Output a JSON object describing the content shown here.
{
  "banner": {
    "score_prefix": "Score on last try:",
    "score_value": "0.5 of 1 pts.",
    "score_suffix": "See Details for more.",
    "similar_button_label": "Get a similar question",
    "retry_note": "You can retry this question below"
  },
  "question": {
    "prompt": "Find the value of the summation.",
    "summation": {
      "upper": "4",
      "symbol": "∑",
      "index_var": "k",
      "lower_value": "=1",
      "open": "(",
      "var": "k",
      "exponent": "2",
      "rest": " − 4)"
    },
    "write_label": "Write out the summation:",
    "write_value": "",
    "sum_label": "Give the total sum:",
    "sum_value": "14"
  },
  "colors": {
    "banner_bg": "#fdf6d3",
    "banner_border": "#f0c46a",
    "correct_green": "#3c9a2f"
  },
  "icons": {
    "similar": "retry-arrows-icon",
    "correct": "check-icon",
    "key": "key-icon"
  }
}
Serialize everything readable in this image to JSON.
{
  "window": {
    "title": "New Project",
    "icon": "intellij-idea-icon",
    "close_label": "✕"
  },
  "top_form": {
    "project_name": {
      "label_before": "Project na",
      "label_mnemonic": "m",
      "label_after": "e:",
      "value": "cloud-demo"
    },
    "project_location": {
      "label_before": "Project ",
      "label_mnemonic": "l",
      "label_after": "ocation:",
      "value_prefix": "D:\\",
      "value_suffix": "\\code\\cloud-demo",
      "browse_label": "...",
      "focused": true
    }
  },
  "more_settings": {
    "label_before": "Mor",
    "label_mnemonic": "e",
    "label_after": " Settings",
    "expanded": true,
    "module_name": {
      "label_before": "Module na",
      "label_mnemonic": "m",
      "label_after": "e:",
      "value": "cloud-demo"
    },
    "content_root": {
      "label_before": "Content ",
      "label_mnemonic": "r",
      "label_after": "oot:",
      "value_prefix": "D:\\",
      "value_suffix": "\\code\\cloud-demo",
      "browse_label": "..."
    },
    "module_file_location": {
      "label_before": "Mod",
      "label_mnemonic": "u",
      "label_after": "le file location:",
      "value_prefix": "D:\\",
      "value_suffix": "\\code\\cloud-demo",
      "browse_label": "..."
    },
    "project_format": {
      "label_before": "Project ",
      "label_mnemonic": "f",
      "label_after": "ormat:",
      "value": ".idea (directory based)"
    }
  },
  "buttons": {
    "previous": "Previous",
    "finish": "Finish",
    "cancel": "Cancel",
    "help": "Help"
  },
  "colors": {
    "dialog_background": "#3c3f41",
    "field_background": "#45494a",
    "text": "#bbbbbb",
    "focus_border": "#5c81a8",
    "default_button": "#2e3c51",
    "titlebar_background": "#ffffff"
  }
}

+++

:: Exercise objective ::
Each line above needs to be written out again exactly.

:: Answer to this task ::
Output a JSON object describing the content shown here.
{
  "banner": {
    "score_prefix": "Score on last try:",
    "score_value": "0.5 of 1 pts.",
    "score_suffix": "See Details for more.",
    "similar_button_label": "Get a similar question",
    "retry_note": "You can retry this question below"
  },
  "question": {
    "prompt": "Find the value of the summation.",
    "summation": {
      "upper": "4",
      "symbol": "∑",
      "index_var": "k",
      "lower_value": "=1",
      "open": "(",
      "var": "k",
      "exponent": "2",
      "rest": " − 4)"
    },
    "write_label": "Write out the summation:",
    "write_value": "",
    "sum_label": "Give the total sum:",
    "sum_value": "14"
  },
  "colors": {
    "banner_bg": "#fdf6d3",
    "banner_border": "#f0c46a",
    "correct_green": "#3c9a2f"
  },
  "icons": {
    "similar": "retry-arrows-icon",
    "correct": "check-icon",
    "key": "key-icon"
  }
}
Serialize everything readable in this image to JSON.
{
  "window": {
    "title": "New Project",
    "icon": "intellij-idea-icon",
    "close_label": "✕"
  },
  "top_form": {
    "project_name": {
      "label_before": "Project na",
      "label_mnemonic": "m",
      "label_after": "e:",
      "value": "cloud-demo"
    },
    "project_location": {
      "label_before": "Project ",
      "label_mnemonic": "l",
      "label_after": "ocation:",
      "value_prefix": "D:\\",
      "value_suffix": "\\code\\cloud-demo",
      "browse_label": "...",
      "focused": true
    }
  },
  "more_settings": {
    "label_before": "Mor",
    "label_mnemonic": "e",
    "label_after": " Settings",
    "expanded": true,
    "module_name": {
      "label_before": "Module na",
      "label_mnemonic": "m",
      "label_after": "e:",
      "value": "cloud-demo"
    },
    "content_root": {
      "label_before": "Content ",
      "label_mnemonic": "r",
      "label_after": "oot:",
      "value_prefix": "D:\\",
      "value_suffix": "\\code\\cloud-demo",
      "browse_label": "..."
    },
    "module_file_location": {
      "label_before": "Mod",
      "label_mnemonic": "u",
      "label_after": "le file location:",
      "value_prefix": "D:\\",
      "value_suffix": "\\code\\cloud-demo",
      "browse_label": "..."
    },
    "project_format": {
      "label_before": "Project ",
      "label_mnemonic": "f",
      "label_after": "ormat:",
      "value": ".idea (directory based)"
    }
  },
  "buttons": {
    "previous": "Previous",
    "finish": "Finish",
    "cancel": "Cancel",
    "help": "Help"
  },
  "colors": {
    "dialog_background": "#3c3f41",
    "field_background": "#45494a",
    "text": "#bbbbbb",
    "focus_border": "#5c81a8",
    "default_button": "#2e3c51",
    "titlebar_background": "#ffffff"
  }
}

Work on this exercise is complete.